VENUE: Backyard Renaissance at 10th Avenue Arts
You kind of have to gird your loins for a David Mamet play. In addition to the explosive barrage of profanity and misogyny, and the lame machismo of lunkhead losers, you’re confronted by the underbelly of society at its most desperate and despairing.
“American Buffalo” throws in a low-end, doomed swindle, mis-conceived by petty thieves embodying free enterprise in all its cutthroat splendor. These are would-be capitalists hellbent on getting their slice of the American pie. For them, loyalty and friendship don’t mix well with business and greed.

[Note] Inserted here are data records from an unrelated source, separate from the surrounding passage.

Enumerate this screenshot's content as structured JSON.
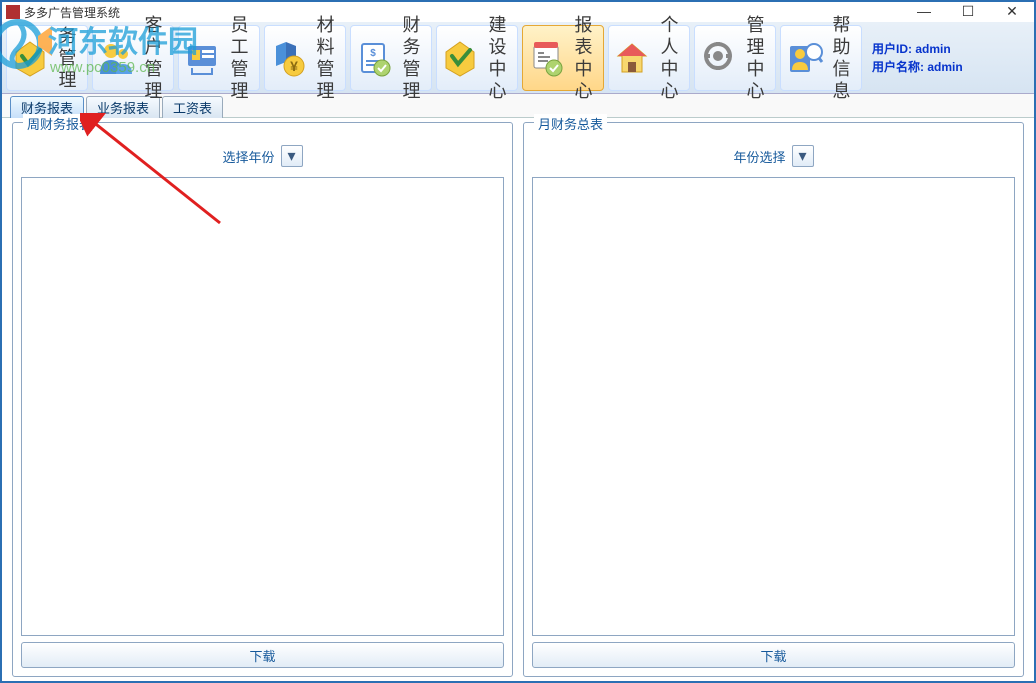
{
  "window": {
    "title": "多多广告管理系统"
  },
  "toolbar": {
    "items": [
      {
        "line1": "务",
        "line2": "管 理"
      },
      {
        "line1": "客 户",
        "line2": "管 理"
      },
      {
        "line1": "员 工",
        "line2": "管 理"
      },
      {
        "line1": "材 料",
        "line2": "管 理"
      },
      {
        "line1": "财 务",
        "line2": "管 理"
      },
      {
        "line1": "建 设",
        "line2": "中 心"
      },
      {
        "line1": "报 表",
        "line2": "中 心"
      },
      {
        "line1": "个 人",
        "line2": "中 心"
      },
      {
        "line1": "管 理",
        "line2": "中 心"
      },
      {
        "line1": "帮 助",
        "line2": "信 息"
      }
    ]
  },
  "user": {
    "id_label": "用户ID: ",
    "id_value": "admin",
    "name_label": "用户名称: ",
    "name_value": "admin"
  },
  "tabs": [
    {
      "label": "财务报表"
    },
    {
      "label": "业务报表"
    },
    {
      "label": "工资表"
    }
  ],
  "panels": {
    "left": {
      "title": "周财务报表",
      "selector_label": "选择年份",
      "download_label": "下载"
    },
    "right": {
      "title": "月财务总表",
      "selector_label": "年份选择",
      "download_label": "下载"
    }
  },
  "watermark": {
    "text": "河东软件园",
    "url": "www.pc0359.cn"
  }
}
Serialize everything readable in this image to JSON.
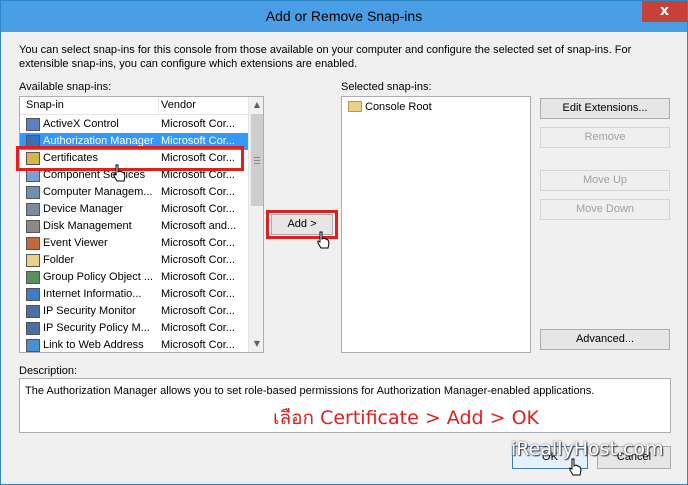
{
  "window": {
    "title": "Add or Remove Snap-ins",
    "close_glyph": "x"
  },
  "intro_text": "You can select snap-ins for this console from those available on your computer and configure the selected set of snap-ins. For extensible snap-ins, you can configure which extensions are enabled.",
  "available": {
    "label": "Available snap-ins:",
    "columns": [
      "Snap-in",
      "Vendor"
    ],
    "items": [
      {
        "name": "ActiveX Control",
        "vendor": "Microsoft Cor...",
        "icon": "activex-icon"
      },
      {
        "name": "Authorization Manager",
        "vendor": "Microsoft Cor...",
        "icon": "authorization-manager-icon"
      },
      {
        "name": "Certificates",
        "vendor": "Microsoft Cor...",
        "icon": "certificates-icon"
      },
      {
        "name": "Component Services",
        "vendor": "Microsoft Cor...",
        "icon": "component-services-icon"
      },
      {
        "name": "Computer Managem...",
        "vendor": "Microsoft Cor...",
        "icon": "computer-management-icon"
      },
      {
        "name": "Device Manager",
        "vendor": "Microsoft Cor...",
        "icon": "device-manager-icon"
      },
      {
        "name": "Disk Management",
        "vendor": "Microsoft and...",
        "icon": "disk-management-icon"
      },
      {
        "name": "Event Viewer",
        "vendor": "Microsoft Cor...",
        "icon": "event-viewer-icon"
      },
      {
        "name": "Folder",
        "vendor": "Microsoft Cor...",
        "icon": "folder-icon"
      },
      {
        "name": "Group Policy Object ...",
        "vendor": "Microsoft Cor...",
        "icon": "group-policy-icon"
      },
      {
        "name": "Internet Informatio...",
        "vendor": "Microsoft Cor...",
        "icon": "internet-information-icon"
      },
      {
        "name": "IP Security Monitor",
        "vendor": "Microsoft Cor...",
        "icon": "ip-security-monitor-icon"
      },
      {
        "name": "IP Security Policy M...",
        "vendor": "Microsoft Cor...",
        "icon": "ip-security-policy-icon"
      },
      {
        "name": "Link to Web Address",
        "vendor": "Microsoft Cor...",
        "icon": "link-icon"
      }
    ],
    "selected_index": 1
  },
  "add_button": "Add >",
  "selected": {
    "label": "Selected snap-ins:",
    "items": [
      "Console Root"
    ]
  },
  "side_buttons": {
    "edit_extensions": "Edit Extensions...",
    "remove": "Remove",
    "move_up": "Move Up",
    "move_down": "Move Down",
    "advanced": "Advanced..."
  },
  "description": {
    "label": "Description:",
    "text": "The Authorization Manager allows you to set role-based permissions for Authorization Manager-enabled applications."
  },
  "annotation_text": "เลือก Certificate > Add > OK",
  "watermark": "iReallyHost.com",
  "footer": {
    "ok": "OK",
    "cancel": "Cancel"
  },
  "colors": {
    "titlebar": "#4a9ee6",
    "selection": "#3399ff",
    "annotation_red": "#e0201e",
    "close_button": "#c7403a"
  }
}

Mamet’s characters, while rarely likable, are always intriguing, and in the excellent Backyard Renaissance Theatre production, they’re often rather amusing, even if they don’t always intend to be.

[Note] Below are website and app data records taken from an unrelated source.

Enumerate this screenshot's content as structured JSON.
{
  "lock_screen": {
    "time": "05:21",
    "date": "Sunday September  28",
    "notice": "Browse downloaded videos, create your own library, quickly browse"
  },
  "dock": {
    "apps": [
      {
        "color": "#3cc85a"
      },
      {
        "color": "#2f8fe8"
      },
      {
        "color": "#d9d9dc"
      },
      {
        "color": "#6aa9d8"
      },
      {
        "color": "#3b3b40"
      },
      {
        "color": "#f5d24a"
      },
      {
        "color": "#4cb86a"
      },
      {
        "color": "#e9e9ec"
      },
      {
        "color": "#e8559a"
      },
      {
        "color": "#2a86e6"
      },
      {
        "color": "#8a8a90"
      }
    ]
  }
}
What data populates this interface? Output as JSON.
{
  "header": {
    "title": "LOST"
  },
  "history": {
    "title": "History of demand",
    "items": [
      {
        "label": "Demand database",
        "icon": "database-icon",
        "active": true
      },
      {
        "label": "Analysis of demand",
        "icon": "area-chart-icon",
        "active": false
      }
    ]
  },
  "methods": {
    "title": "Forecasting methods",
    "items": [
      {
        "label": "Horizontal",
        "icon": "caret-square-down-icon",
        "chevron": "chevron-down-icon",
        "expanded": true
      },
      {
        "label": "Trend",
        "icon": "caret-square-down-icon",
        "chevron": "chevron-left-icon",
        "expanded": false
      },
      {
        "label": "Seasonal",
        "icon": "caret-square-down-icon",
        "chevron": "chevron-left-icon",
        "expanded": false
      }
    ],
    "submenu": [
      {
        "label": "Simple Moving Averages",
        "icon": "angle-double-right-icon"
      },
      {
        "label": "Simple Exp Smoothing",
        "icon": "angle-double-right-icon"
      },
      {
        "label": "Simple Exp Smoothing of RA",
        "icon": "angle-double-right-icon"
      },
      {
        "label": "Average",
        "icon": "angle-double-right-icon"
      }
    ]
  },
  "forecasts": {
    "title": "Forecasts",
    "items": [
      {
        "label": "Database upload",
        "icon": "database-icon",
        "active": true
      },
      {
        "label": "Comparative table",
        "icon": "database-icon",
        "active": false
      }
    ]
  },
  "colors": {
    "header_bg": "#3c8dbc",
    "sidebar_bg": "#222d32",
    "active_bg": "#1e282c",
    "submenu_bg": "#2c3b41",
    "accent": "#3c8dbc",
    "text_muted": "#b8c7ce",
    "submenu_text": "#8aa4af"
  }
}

Rosina Reynolds directs this 1975 classic with bite, precision and perfect pacing. The outstanding actors include two of San Diego’s finest, and one Southwestern College student making an impressive professional stage debut.
Absolutely nothing goes right for these bottom-rung hustlers and their supposedly meticulous plans for a rare-coin heist that includes the titular nickel. Along the way, relationships are frayed and the junk shop, filled to the brim with Chicago’s castoffs, from clocks to carpets to instruments of animal butchery, is demolished by the end.

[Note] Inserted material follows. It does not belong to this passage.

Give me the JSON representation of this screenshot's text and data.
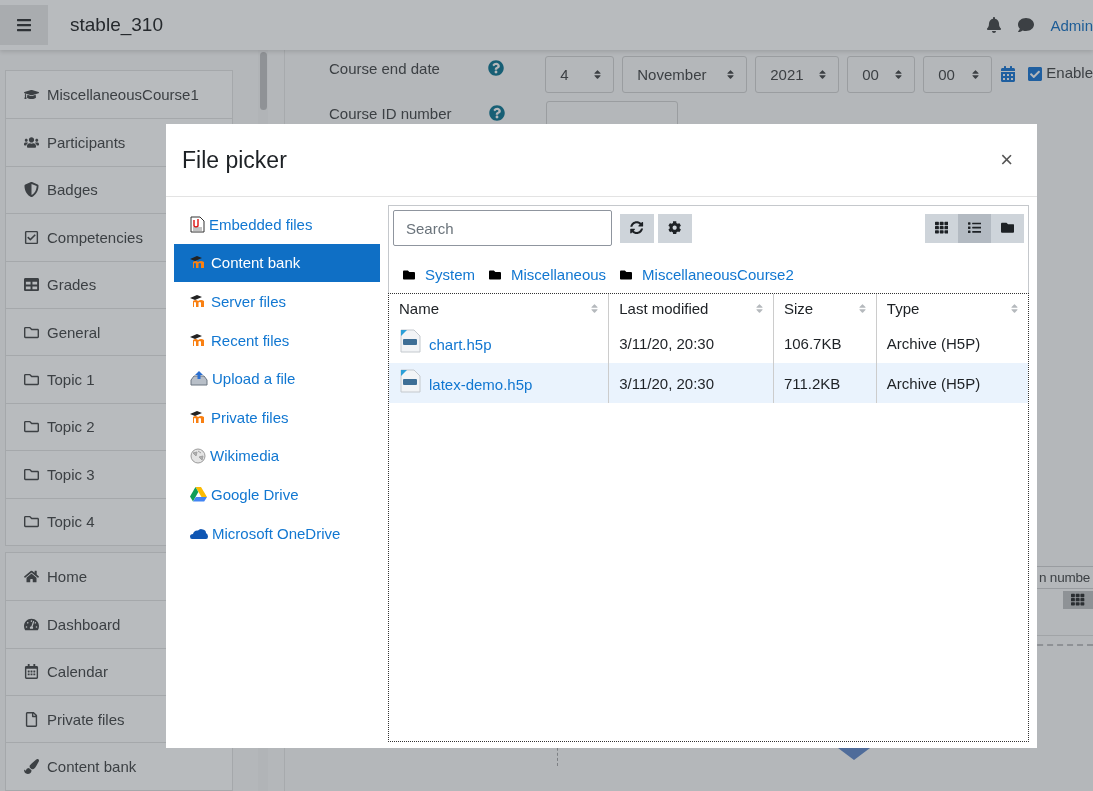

And young Bobby, a kind of conman-in-training, gets the worst of it, thanks to violent, vitriolic, irrational hothead Teach, marvelously played by Richard Baird, as an empty-pocketed, self-deluded shark who thinks he’s smarter than everyone else. When ruffled, or messed with, or cheated at cards, his credo is: “The only way to treat these people is to kill these people.”
Even nervous sorta-nice-guy Donny, expertly portrayed by Francis Gercke, loses his temper as the evening’s master-plan goes spectacularly awry.
Marcel Ferrin is wonderfully monosyllabic as Donny’s underling and Teach’s punching-bag, Bobby, a possible junkie who may be a bit slow on the uptake, but who has secrets of his own, however ill-conceived.
With detailed set and props, and effective lighting, costumes and sound, the production is deliciously dark and disturbing, played with frightening ferocity and sad comic gusto.
©2019 PAT LAUNER/Patté Productions, Inc.